Dataset content START

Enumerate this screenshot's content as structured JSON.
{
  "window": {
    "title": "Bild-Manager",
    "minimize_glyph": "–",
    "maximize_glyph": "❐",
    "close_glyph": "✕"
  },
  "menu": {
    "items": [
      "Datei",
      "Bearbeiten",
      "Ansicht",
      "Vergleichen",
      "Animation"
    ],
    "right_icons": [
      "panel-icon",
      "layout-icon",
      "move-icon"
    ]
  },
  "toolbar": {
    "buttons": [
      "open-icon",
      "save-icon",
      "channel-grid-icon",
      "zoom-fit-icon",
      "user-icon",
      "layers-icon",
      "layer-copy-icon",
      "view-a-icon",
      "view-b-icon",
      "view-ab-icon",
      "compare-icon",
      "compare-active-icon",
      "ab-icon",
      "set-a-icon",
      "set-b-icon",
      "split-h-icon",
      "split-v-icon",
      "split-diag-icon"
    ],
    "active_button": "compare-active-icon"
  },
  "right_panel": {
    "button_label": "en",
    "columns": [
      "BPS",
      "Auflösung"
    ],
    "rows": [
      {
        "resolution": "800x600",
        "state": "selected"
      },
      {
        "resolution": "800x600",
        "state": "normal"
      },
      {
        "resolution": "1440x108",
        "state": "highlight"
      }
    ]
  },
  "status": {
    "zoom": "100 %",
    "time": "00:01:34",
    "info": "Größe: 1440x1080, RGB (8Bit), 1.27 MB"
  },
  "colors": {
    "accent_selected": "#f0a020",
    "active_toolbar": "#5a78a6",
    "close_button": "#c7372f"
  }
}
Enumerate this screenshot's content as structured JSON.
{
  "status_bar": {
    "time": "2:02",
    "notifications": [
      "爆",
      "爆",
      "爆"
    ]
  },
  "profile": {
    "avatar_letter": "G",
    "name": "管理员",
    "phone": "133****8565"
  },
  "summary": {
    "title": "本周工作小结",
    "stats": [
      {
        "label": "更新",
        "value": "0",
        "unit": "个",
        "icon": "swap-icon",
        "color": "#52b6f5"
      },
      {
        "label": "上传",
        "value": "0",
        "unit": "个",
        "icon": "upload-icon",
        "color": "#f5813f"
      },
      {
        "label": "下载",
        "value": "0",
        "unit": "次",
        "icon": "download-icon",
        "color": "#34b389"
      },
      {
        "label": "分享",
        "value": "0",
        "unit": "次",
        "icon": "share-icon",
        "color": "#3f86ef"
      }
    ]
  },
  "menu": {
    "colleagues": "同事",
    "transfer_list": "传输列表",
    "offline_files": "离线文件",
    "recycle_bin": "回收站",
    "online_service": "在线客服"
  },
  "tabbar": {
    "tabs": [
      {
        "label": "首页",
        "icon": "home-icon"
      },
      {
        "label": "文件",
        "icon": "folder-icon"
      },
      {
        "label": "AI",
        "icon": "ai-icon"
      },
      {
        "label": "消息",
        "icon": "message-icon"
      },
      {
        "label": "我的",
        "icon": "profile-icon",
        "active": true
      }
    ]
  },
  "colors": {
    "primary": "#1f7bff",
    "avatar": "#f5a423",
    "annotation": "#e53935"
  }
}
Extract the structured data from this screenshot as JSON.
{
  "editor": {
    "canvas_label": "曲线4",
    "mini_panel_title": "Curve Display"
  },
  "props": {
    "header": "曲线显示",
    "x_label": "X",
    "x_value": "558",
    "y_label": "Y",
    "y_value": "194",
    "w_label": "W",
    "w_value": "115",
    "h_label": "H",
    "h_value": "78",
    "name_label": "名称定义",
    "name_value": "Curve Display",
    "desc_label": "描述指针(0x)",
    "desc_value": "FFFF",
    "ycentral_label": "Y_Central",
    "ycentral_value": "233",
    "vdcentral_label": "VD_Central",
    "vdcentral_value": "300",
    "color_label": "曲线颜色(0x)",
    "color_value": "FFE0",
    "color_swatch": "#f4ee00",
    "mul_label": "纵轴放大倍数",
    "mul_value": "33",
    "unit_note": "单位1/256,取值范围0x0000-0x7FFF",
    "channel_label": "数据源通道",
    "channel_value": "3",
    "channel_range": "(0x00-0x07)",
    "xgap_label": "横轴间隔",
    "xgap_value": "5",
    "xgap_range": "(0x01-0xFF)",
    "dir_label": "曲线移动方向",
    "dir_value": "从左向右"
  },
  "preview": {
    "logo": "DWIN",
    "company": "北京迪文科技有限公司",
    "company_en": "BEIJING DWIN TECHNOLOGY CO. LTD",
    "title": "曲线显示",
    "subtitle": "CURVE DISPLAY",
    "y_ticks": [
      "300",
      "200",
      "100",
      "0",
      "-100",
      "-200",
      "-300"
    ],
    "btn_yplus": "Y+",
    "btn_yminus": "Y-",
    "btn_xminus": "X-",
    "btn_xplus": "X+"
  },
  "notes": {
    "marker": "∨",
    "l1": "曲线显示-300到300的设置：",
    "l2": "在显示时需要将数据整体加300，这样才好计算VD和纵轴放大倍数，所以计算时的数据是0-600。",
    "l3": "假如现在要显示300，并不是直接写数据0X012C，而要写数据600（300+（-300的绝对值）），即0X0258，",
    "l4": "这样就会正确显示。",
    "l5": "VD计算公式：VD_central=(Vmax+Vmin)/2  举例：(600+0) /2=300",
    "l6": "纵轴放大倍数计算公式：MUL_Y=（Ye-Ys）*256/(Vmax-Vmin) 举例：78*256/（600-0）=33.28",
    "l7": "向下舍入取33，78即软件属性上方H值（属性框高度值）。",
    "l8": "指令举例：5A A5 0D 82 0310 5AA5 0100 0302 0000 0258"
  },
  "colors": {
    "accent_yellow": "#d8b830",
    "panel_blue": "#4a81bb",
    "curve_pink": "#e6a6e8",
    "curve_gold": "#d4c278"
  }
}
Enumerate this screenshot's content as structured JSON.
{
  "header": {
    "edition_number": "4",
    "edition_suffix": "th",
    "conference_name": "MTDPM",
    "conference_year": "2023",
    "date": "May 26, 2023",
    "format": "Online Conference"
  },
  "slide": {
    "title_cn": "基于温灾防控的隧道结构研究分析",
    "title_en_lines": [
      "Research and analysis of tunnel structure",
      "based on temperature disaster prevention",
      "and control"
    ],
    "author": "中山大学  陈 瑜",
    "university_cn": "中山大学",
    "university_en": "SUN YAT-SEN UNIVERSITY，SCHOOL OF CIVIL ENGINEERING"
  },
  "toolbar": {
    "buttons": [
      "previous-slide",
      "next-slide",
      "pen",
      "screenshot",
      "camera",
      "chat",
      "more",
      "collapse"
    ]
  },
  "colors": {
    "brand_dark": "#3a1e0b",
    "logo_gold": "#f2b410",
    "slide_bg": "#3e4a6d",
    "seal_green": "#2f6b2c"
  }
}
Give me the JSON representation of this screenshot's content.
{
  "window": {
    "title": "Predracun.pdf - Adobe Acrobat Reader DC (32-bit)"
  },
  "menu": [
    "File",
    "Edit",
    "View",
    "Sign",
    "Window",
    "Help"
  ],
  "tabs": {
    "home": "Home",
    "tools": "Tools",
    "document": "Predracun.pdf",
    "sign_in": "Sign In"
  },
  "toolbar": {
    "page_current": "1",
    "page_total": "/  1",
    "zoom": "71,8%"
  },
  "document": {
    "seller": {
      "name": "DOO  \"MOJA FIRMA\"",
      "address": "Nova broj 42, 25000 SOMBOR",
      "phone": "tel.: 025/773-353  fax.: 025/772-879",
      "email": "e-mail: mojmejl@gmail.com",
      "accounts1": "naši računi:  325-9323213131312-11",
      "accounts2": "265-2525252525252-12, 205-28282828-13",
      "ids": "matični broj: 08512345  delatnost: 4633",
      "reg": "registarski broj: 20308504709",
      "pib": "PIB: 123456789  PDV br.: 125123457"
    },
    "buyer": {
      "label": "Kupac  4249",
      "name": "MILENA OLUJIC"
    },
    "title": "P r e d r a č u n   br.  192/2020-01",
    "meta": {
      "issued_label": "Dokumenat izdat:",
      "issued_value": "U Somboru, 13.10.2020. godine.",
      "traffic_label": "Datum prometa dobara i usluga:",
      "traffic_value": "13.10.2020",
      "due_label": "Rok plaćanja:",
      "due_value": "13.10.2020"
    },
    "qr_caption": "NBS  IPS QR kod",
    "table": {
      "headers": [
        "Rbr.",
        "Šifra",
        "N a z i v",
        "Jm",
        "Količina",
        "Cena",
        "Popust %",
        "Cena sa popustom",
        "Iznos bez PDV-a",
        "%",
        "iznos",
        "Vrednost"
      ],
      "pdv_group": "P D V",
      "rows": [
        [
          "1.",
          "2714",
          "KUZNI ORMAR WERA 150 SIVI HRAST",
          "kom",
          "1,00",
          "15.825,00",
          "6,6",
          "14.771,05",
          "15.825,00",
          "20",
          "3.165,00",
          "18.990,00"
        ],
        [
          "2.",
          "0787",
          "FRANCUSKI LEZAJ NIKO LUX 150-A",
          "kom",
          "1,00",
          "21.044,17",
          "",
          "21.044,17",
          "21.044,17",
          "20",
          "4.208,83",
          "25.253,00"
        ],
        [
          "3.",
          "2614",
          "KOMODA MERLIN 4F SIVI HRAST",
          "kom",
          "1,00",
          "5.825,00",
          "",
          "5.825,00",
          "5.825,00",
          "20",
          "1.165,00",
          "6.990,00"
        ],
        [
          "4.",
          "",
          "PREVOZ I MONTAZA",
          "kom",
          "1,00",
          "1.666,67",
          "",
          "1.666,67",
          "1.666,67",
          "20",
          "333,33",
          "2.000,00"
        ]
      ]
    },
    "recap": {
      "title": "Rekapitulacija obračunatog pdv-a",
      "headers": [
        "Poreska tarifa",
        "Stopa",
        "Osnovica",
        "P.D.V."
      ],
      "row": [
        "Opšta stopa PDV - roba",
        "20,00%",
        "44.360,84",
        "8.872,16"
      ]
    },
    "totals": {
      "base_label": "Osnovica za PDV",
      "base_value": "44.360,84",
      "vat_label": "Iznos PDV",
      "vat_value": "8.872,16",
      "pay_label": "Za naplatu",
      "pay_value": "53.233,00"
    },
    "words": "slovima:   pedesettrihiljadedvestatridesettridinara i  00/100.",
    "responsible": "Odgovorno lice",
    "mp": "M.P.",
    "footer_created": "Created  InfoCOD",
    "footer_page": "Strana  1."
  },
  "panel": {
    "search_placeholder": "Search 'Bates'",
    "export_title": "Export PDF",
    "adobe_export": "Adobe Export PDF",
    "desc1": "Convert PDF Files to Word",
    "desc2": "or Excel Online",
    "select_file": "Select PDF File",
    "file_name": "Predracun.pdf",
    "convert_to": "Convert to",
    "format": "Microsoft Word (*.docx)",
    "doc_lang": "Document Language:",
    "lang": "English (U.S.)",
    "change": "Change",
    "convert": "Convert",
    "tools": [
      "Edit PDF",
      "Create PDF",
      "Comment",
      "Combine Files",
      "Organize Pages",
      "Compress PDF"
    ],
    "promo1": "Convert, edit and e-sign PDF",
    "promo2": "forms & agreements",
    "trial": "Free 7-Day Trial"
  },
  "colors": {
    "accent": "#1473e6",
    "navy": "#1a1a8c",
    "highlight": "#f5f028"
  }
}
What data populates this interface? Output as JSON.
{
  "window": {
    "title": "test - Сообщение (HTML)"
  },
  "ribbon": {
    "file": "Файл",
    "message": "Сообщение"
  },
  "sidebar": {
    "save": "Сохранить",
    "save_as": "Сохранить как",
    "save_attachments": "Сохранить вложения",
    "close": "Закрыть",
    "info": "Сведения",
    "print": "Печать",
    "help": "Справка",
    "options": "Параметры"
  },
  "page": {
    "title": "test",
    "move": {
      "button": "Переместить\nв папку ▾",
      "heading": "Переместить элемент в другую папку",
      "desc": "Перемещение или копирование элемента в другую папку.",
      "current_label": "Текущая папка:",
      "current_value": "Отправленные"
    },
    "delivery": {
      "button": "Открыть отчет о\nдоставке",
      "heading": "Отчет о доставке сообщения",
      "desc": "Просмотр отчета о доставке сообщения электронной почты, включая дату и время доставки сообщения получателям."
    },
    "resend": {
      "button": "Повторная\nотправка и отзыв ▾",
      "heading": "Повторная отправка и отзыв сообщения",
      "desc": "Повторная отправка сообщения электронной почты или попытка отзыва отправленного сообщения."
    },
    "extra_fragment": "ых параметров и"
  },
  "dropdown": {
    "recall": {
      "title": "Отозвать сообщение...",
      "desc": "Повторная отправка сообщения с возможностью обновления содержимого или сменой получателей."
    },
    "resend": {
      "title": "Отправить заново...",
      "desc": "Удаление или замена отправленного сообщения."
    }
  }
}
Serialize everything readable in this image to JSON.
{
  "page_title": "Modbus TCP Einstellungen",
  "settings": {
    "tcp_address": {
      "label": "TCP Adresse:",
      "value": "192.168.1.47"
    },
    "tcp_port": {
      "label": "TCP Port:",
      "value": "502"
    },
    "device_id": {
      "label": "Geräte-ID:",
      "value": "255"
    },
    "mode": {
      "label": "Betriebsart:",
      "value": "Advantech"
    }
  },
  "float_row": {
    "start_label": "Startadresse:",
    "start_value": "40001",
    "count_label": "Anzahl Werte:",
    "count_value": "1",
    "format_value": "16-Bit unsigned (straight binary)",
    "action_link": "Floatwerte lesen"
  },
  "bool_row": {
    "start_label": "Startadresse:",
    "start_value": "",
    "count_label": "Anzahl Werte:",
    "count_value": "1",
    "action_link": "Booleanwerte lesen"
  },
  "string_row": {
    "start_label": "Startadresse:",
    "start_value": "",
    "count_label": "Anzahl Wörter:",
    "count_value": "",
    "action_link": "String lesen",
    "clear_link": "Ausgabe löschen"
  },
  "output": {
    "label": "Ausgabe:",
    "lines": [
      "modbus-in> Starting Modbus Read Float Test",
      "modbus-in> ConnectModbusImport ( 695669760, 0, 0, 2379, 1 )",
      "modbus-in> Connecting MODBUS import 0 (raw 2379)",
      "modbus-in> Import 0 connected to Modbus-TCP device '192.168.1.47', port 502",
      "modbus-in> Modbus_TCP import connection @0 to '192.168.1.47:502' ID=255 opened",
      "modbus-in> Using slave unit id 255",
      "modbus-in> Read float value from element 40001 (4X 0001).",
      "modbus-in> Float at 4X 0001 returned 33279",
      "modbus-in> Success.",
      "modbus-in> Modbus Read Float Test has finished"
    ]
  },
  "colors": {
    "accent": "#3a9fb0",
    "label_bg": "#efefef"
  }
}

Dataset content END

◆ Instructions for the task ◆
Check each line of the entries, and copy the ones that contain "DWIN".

◆ Output of the exercise ◆
    "logo": "DWIN",
    "company_en": "BEIJING DWIN TECHNOLOGY CO. LTD",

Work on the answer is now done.